“Now, I know all of these things and a lot of others besides, but you can see how much I need to catch up. And oh, but it’s fun! I look forward all day to evening, and then I put an ‘engaged’ on the door and get into my nice red bath robe and furry slippers and pile all the cushions behind me on the couch, and light the brass student lamp at my elbow, and read and read and read. One book isn’t enough. I have four going at once. Just now, they’re Tennyson’s poems and Vanity Fair and Kipling’s Plain Tales and—don’t laugh—Little Women. I find that I am the only girl in college who wasn’t brought up on Little Women. I haven’t told anybody though (that WOULD stamp me as queer). I just quietly went and bought it with $1.12 of my last month’s allowance; and the next time somebody mentions pickled limes, I’ll know what she is talking about!” – Jean Webster, Daddy-Long-Legs (1912)

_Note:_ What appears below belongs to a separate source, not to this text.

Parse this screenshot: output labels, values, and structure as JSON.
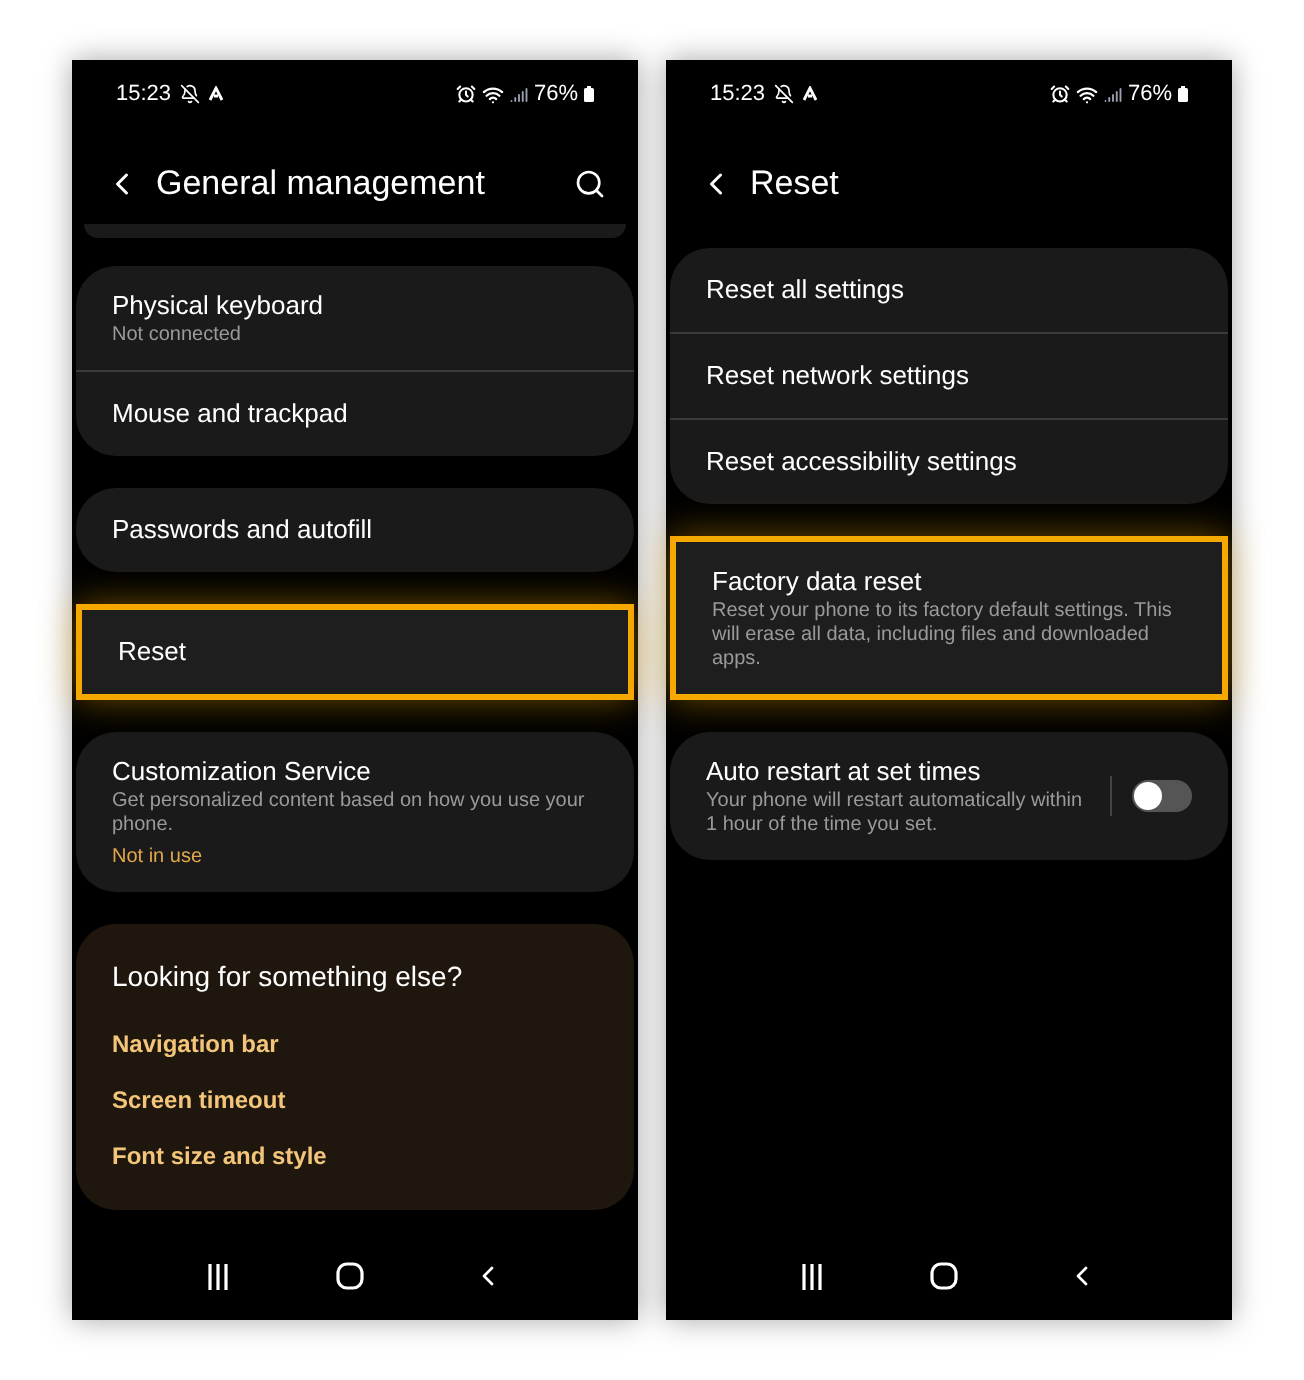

“I think cancer is actually a part of your physiological normal self. There’s a process called apoptosis by which your normal cells die, like the autumn leaves going brown. Cancer is actually not just an out-of-control growth—it’s a prevention of death, meaning the cells refuse to die when they should.” – Surgeon and Researcher Patrick Soon-Shiong
“The girl whose drinks refresh the soul then said these words to Gilgamesh: ‘Remember always, mighty king, that gods decreed the fates of all many years ago. They alone are let to be eternal, while we frail humans die as you yourself must someday do. What is best for us to do is now sing and dance. Relish warm food and cool drinks. Cherish children to whom your love gives life. Bathe easily in sweet, refreshing waters. Play joyfully with your chosen wife.’ ” – The Epic of Gilgamesh (trans. by Danny P. Jackson)
Someone once commented to me that it would be nice if we could read each other’s minds. Blaise Pascal tells us the likely result of having that ability.
“No one talks about us in our presence as he would in our absence. Human relations are only based on this mutual deception; and few friendships would survive if everyone knew what his friend said about him behind his back, even though he spoke sincerely and dispassionately.” – Blaise Pascal, Pensées
“It is easy in the world to live after the world’s opinion; it is easy in solitude to live after our own; but the great man is he who in the midst of the crowd keeps with perfect sweetness the independence of solitude.” – Ralph Waldo Emerson, Self-Reliance
“Civilization is the fruit of renunciation of instinctual satisfaction, and from each newcomer in turn it exacts the same renunciation” – Sigmund Freud, Thoughts for the Times on War and Death
“Expert: A man who makes three correct guesses consecutively.” – Laurence J. Peter
“Once, during Prohibition, I was forced to live for days on nothing but food and water.” – W. C. Fields